A fair while ago, I went to the Green Room to see a free concert. It was a sponsored show, put on by Akachic Records, whom I happen to write for from time to time. I arrived early and sat down in the stifling heat. The bartender brought over a glass of ice water, for which I was eternally grateful.

The room slowly gathered people, some sat in the back benches, while others opted to sit up front. The stage was filled with equipment, two chairs, and some dim lighting.

First up were Panick and the Silent Folk. They're a small band that consists of two muscians, and they're a bit difficult to describe. They have songs that sound like poetry. Matt Risk strummed on his guitar as he sang complex verses with his raspy, straining voice. He was accompanied by Neboysha Rakic who made noisy, electronic effects. The room had filled up by this point and the audience was at attention. Perhaps they were trying to make out the symbolism. I should think.

Originally uploaded by sfllaw.

Pagoda came up next. They're a band that drove all the way up from Washington, DC to play. They seemed to be travelling pretty quickly, as they wanted to leave for Toronto that night.

Their sound is nice and sweet. It's full of slow beats and powerful riffs. Their guitarist played tunes that were strangely melodic and their lead singer has such a beautiful voice when he hits the upper register.
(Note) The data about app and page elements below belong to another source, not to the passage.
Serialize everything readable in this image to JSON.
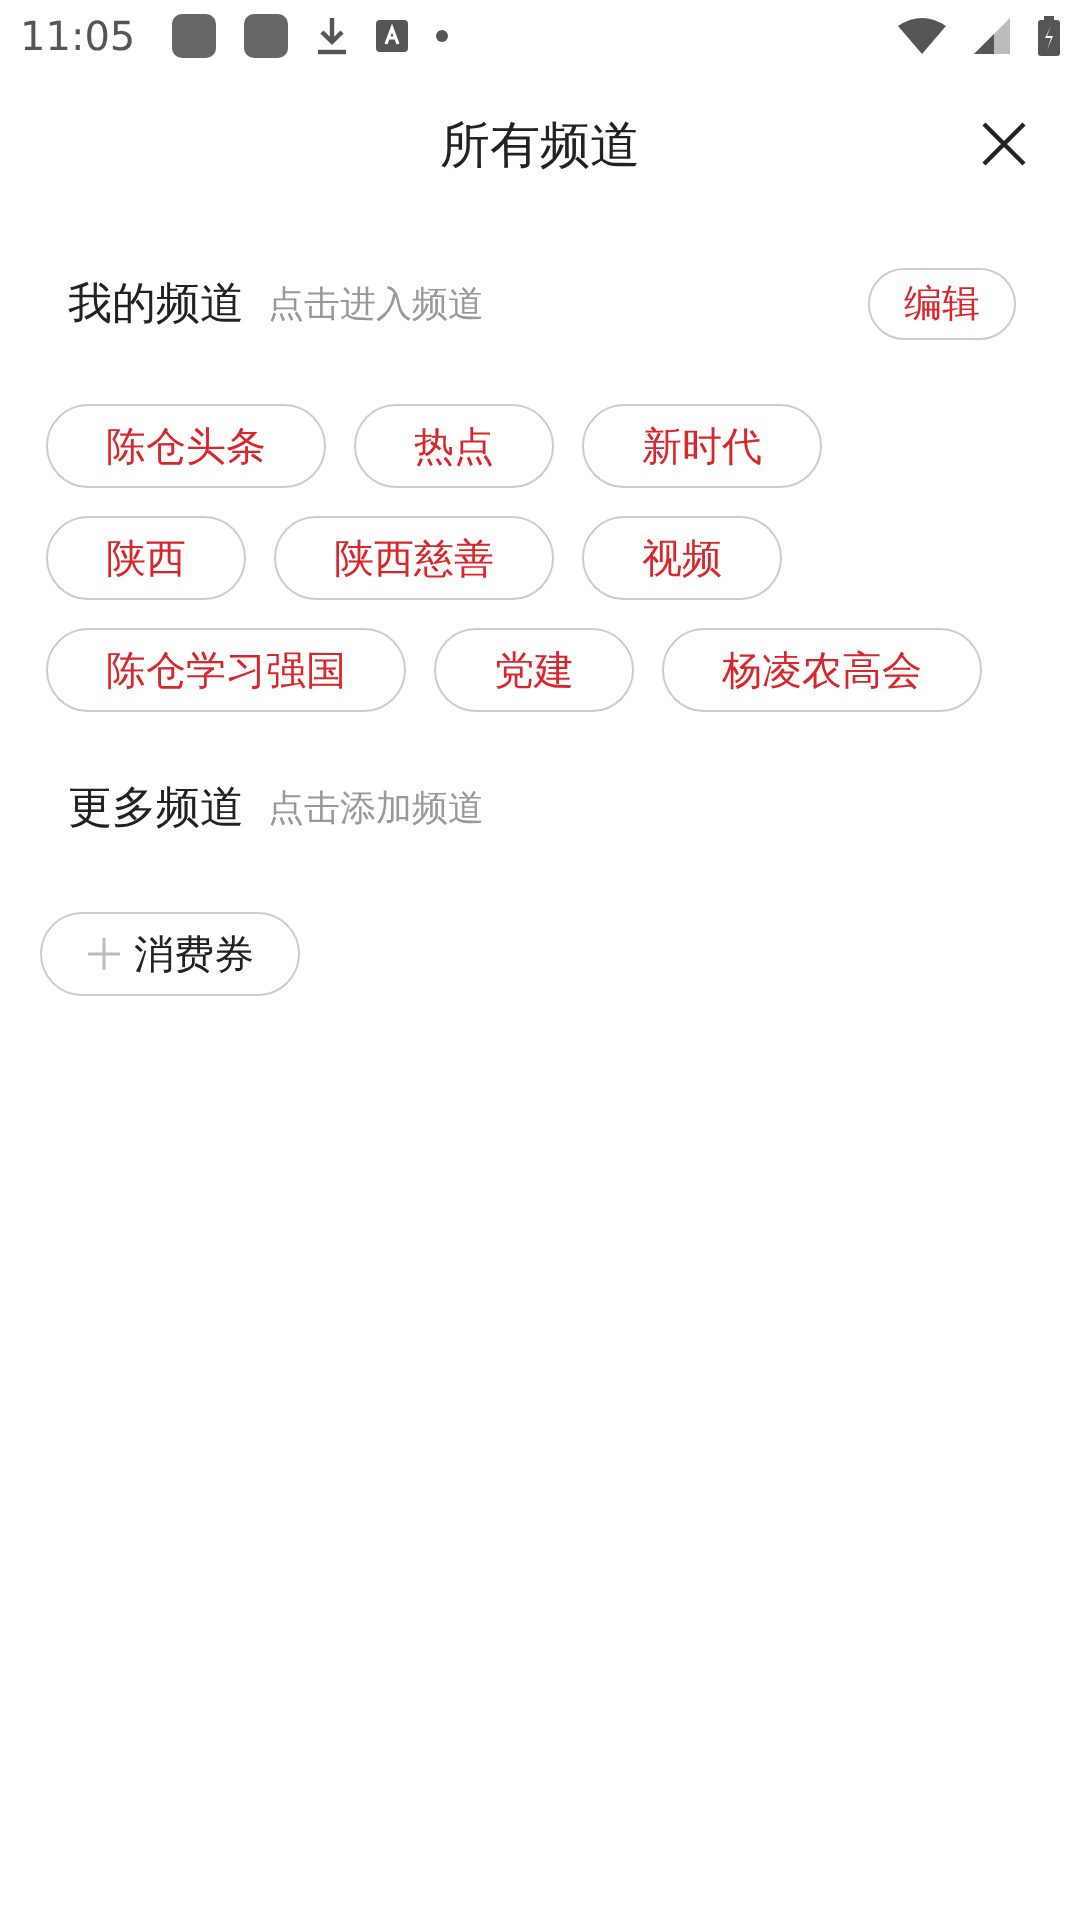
{
  "status_bar": {
    "time": "11:05"
  },
  "header": {
    "title": "所有频道"
  },
  "my_channels": {
    "title": "我的频道",
    "hint": "点击进入频道",
    "edit_button": "编辑",
    "items": [
      "陈仓头条",
      "热点",
      "新时代",
      "陕西",
      "陕西慈善",
      "视频",
      "陈仓学习强国",
      "党建",
      "杨凌农高会"
    ]
  },
  "more_channels": {
    "title": "更多频道",
    "hint": "点击添加频道",
    "items": [
      "消费券"
    ]
  }
}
You don't expect this at all, since their appearance belies their music. When you see them, you'd totally think they just broke out of gaol.
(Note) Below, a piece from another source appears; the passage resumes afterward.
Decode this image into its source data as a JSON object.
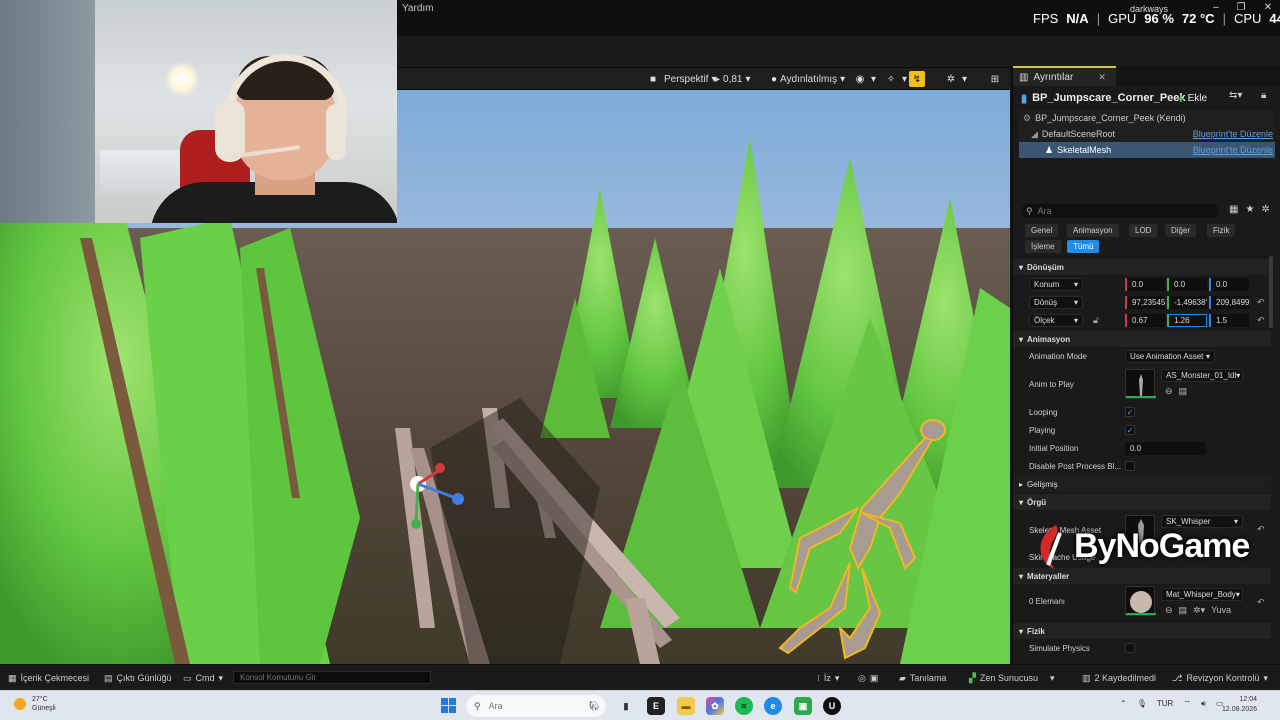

Pax Nipponica
Originally uploaded by sfllaw.

We had a little break as the people on stage fiddled with their equipment. I took this opportunity to grab a bit to eat, and came back as Pax Nipponica went on stage. Even though their drums were laid down in advance, they were all sorts of catchy. Bruno C. stood by, keeping a watchful eye on the laptop as he played the bass.

Yan T. stood on the edge of the stage and sang softly into the microphone as he played his blue guitar. He's got a pretty voice, which goes well with the soft, touching music. Slightly creepy lyrics, now that I think of it. Pax Nipponica is a little on the poppy side, with Bruno's mussed up hair and Yan's square glasses, they could definitely win hearts and minds.

Their songs were geared towards that, with different arrangements than their CDs. Especially Turn off your cellphone, which was unplugged and much applauded. A very good set indeed.

Article written for Akachic Records.


( 1 comment — Leave a comment )
3rd Sep, 2006 14:37 (UTC)
Hi. This is Yan, from Pax Nipponica. Thanks for these comments. It's the first time I read something like an actual review of one of our shows.

I thought I had added you to my friends list a month ago, but I guess I hadn't. I just did.
( 1 comment — Leave a comment )